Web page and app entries
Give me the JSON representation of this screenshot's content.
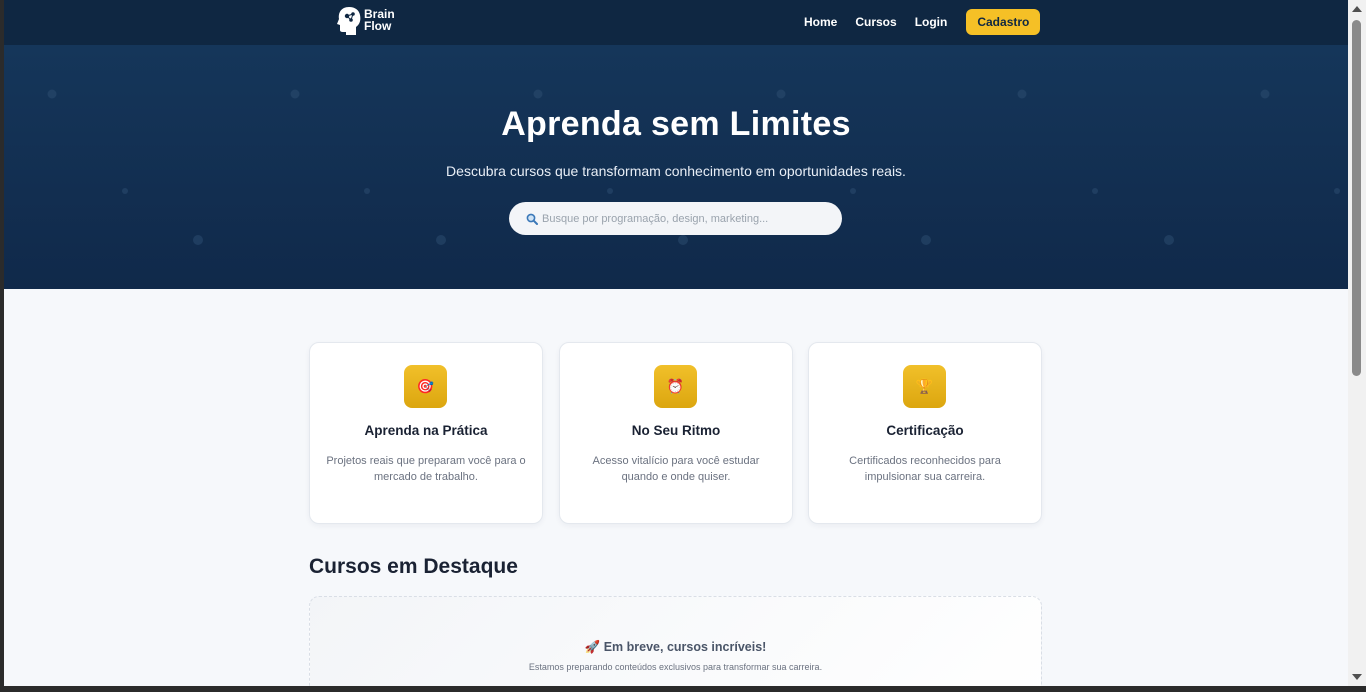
{
  "brand": {
    "line1": "Brain",
    "line2": "Flow"
  },
  "nav": {
    "home": "Home",
    "cursos": "Cursos",
    "login": "Login",
    "cadastro": "Cadastro"
  },
  "hero": {
    "title": "Aprenda sem Limites",
    "subtitle": "Descubra cursos que transformam conhecimento em oportunidades reais.",
    "search_placeholder": "Busque por programação, design, marketing...",
    "search_icon": "magnifier-icon"
  },
  "features": [
    {
      "icon": "target-icon",
      "glyph": "🎯",
      "title": "Aprenda na Prática",
      "text": "Projetos reais que preparam você para o mercado de trabalho."
    },
    {
      "icon": "alarm-clock-icon",
      "glyph": "⏰",
      "title": "No Seu Ritmo",
      "text": "Acesso vitalício para você estudar quando e onde quiser."
    },
    {
      "icon": "trophy-icon",
      "glyph": "🏆",
      "title": "Certificação",
      "text": "Certificados reconhecidos para impulsionar sua carreira."
    }
  ],
  "featured": {
    "title": "Cursos em Destaque",
    "coming_title": "🚀 Em breve, cursos incríveis!",
    "coming_text": "Estamos preparando conteúdos exclusivos para transformar sua carreira."
  },
  "colors": {
    "navy": "#0f2742",
    "accent": "#f5c026",
    "background": "#f6f8fb"
  }
}
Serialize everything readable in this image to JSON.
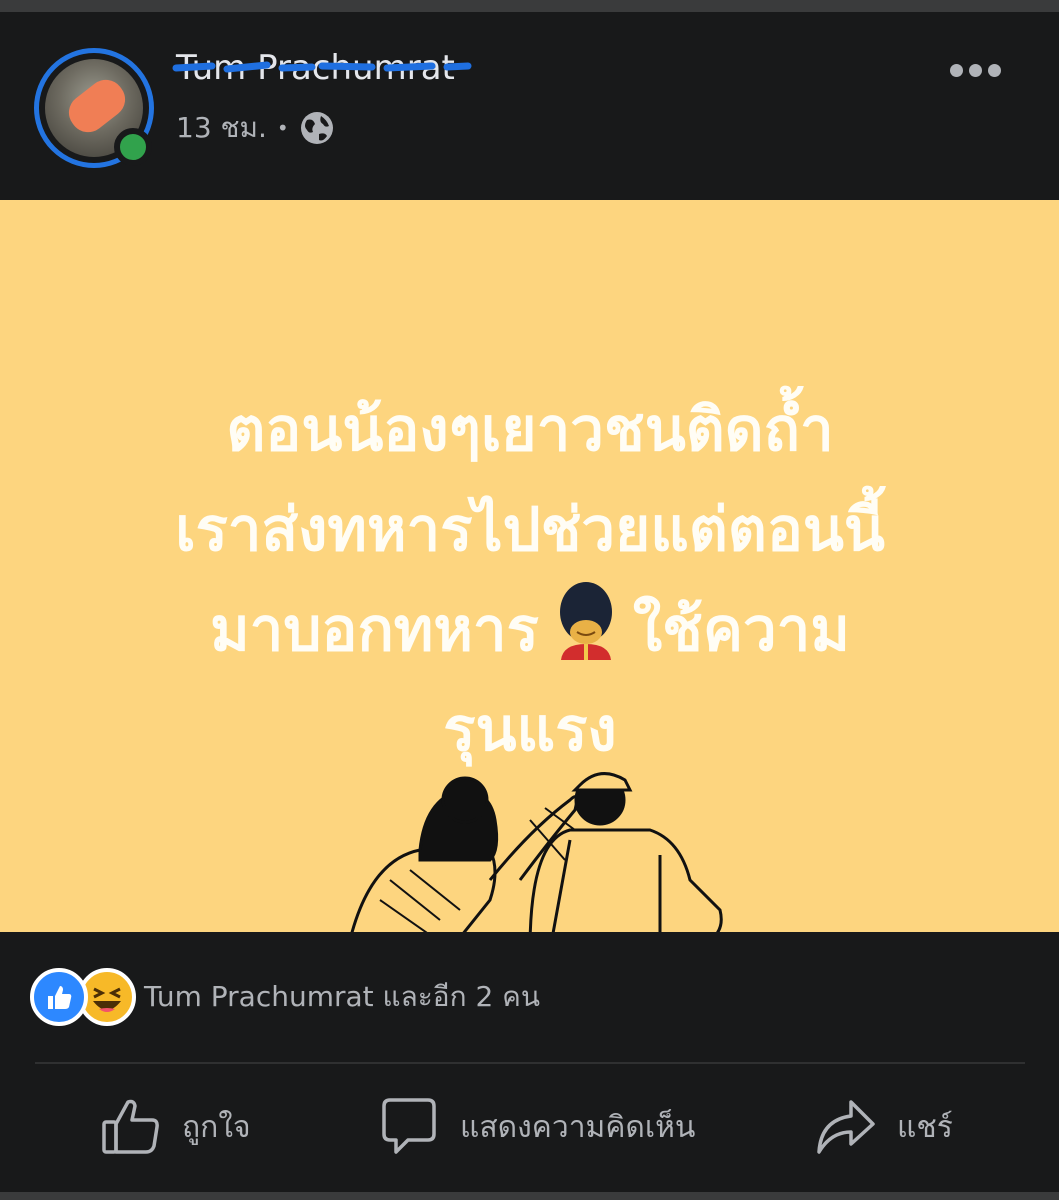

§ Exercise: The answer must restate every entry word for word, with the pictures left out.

§ Answer to the problem:
Give me the JSON representation of this screenshot's content.
{
  "brand": {
    "line1": "Brain",
    "line2": "Flow"
  },
  "nav": {
    "home": "Home",
    "cursos": "Cursos",
    "login": "Login",
    "cadastro": "Cadastro"
  },
  "hero": {
    "title": "Aprenda sem Limites",
    "subtitle": "Descubra cursos que transformam conhecimento em oportunidades reais.",
    "search_placeholder": "Busque por programação, design, marketing...",
    "search_icon": "magnifier-icon"
  },
  "features": [
    {
      "icon": "target-icon",
      "glyph": "🎯",
      "title": "Aprenda na Prática",
      "text": "Projetos reais que preparam você para o mercado de trabalho."
    },
    {
      "icon": "alarm-clock-icon",
      "glyph": "⏰",
      "title": "No Seu Ritmo",
      "text": "Acesso vitalício para você estudar quando e onde quiser."
    },
    {
      "icon": "trophy-icon",
      "glyph": "🏆",
      "title": "Certificação",
      "text": "Certificados reconhecidos para impulsionar sua carreira."
    }
  ],
  "featured": {
    "title": "Cursos em Destaque",
    "coming_title": "🚀 Em breve, cursos incríveis!",
    "coming_text": "Estamos preparando conteúdos exclusivos para transformar sua carreira."
  },
  "colors": {
    "navy": "#0f2742",
    "accent": "#f5c026",
    "background": "#f6f8fb"
  }
}
Serialize everything readable in this image to JSON.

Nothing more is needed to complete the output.